There are a number of obvious implications of the situation we see unfolding if this fairly short term analysis proves correct. Authors will be more inclined to self-publish, particulary their out-of print backlist and any title a publisher doesn’t offer an advance reflecting high expectations. That means that, on average, desireable books will be harder and more expensive for publishers to sign. The pressure for publishers to give more than a 25% ebook royalty will intensify. There will be excess capacity throughout the print supply chain: printing, warehousing, and sales operations, and the price of distribution services on offer will go down because the overhead cost of maintaining it, as a percentage of the sales it supports, will have gone up for those with fixed operations.
Because the whole motivation for this lengthy multi-part post was to address the publishers in London, I want to close with a thought about a re-think that should be taking place among British publishers and agents over the next few years.
In general, it is true that the Web diminishes the value of “local”. Part of the reason that bookstores are so challenged is that the customer around the corner from them who wants to shop online finds Amazon.com or BN.com just as “close” as their local store. On the other hand, the Web opens up a potential global market to anybody connected with it.
For the past decade or more, the UK publishers have, in the stated interests of defending their territorial rights in their own home market, tried to bring English-language rights for Europe, which for years was ceded as “open” to books from the US or UK, into their exclusive grant of rights. The stated justification for this has been that the rules of the European Union allow any wholesaler in Holland or France to ship books into Britain and, if they bought from US sources, US editions could find their way onto UK bookstore shelves. Ignoring for the moment the number of ocean miles, warehouse handlings, and individual company profits a book taking that route to the UK would have to pay for (making one wonder, “you can’t compete with that?”), the wisdom of building high territorial walls might very shortly be called into question.
For if a British publisher has an inside track to a British writer or a British-told story that has global appeal; and if the marketing for that book is mainly going to take place online through niche communities on the Web that are often geo-neutral but are certainly accessible from anywhere at no particular cost whether they are or not; then a British publisher can reach half the US market for that author with no inventory risk at all. Furthermore, territorial disputes between English-language publishers about ebook rights are making total global sales coverage increasingly problematical. The blogosphere is full of stories about people who can’t download an English-language book in Peru or Greece because the rights situation is ambiguous. Having one global publisher will assure total worldwide availability in a way that rights-dealing is making increasingly difficult.
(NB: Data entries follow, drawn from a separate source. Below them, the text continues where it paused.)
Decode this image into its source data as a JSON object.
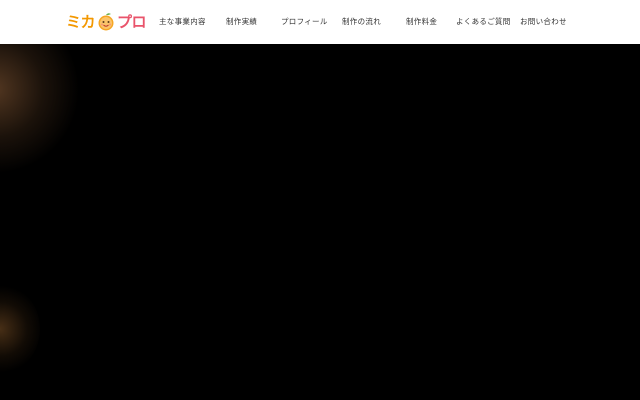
{
  "brand": {
    "logo_parts": [
      "ミカ",
      "プロ"
    ],
    "logo_icon": "orange-face-icon",
    "colors": {
      "orange": "#f39800",
      "pink": "#e9546b",
      "header_bg": "#ffffff",
      "hero_bg": "#000000"
    }
  },
  "nav": {
    "items": [
      {
        "label": "主な事業内容"
      },
      {
        "label": "制作実績"
      },
      {
        "label": "プロフィール"
      },
      {
        "label": "制作の流れ"
      },
      {
        "label": "制作料金"
      },
      {
        "label": "よくあるご質問"
      },
      {
        "label": "お問い合わせ"
      }
    ]
  }
}
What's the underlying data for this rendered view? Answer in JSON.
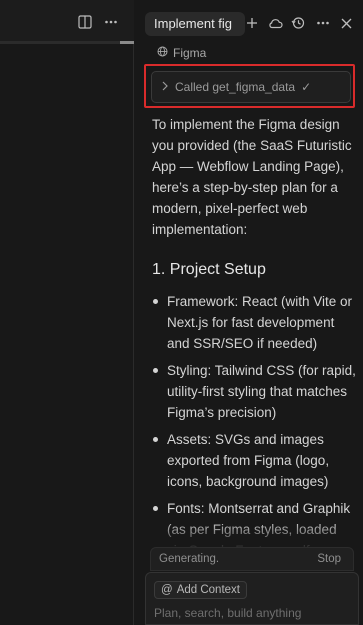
{
  "left": {
    "icons": [
      "split-editor-icon",
      "more-icon"
    ]
  },
  "chat": {
    "tab_title": "Implement fig",
    "header_icons": [
      "add-icon",
      "cloud-icon",
      "history-icon",
      "more-icon",
      "close-icon"
    ],
    "source_label": "Figma",
    "tool_call": {
      "label": "Called get_figma_data",
      "status": "✓"
    },
    "intro": "To implement the Figma design you provided (the SaaS Futuristic App — Webflow Landing Page), here’s a step-by-step plan for a modern, pixel-perfect web implementation:",
    "section_title": "1. Project Setup",
    "bullets": [
      "Framework: React (with Vite or Next.js for fast development and SSR/SEO if needed)",
      "Styling: Tailwind CSS (for rapid, utility-first styling that matches Figma’s precision)",
      "Assets: SVGs and images exported from Figma (logo, icons, background images)",
      "Fonts: Montserrat and Graphik (as per Figma styles, loaded via Google Fonts or self-"
    ]
  },
  "status": {
    "text": "Generating.",
    "stop_label": "Stop"
  },
  "composer": {
    "add_context_label": "Add Context",
    "add_context_symbol": "@",
    "placeholder": "Plan, search, build anything"
  },
  "colors": {
    "background": "#181818",
    "highlight": "#d92b2b",
    "text": "#d4d4d4"
  }
}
Agents will understand that.
So I’d bet that a number of British publishers will, over the next few years, find the defense of territoriality a rear-guard and retrograde reaction to the new realities. In fact, aggressively selling the books you publish throughout the world, is not only possible but the most profitable and author-friendly way to navigate the next, and (from the long historical perspective) one of the last, twists of the book market.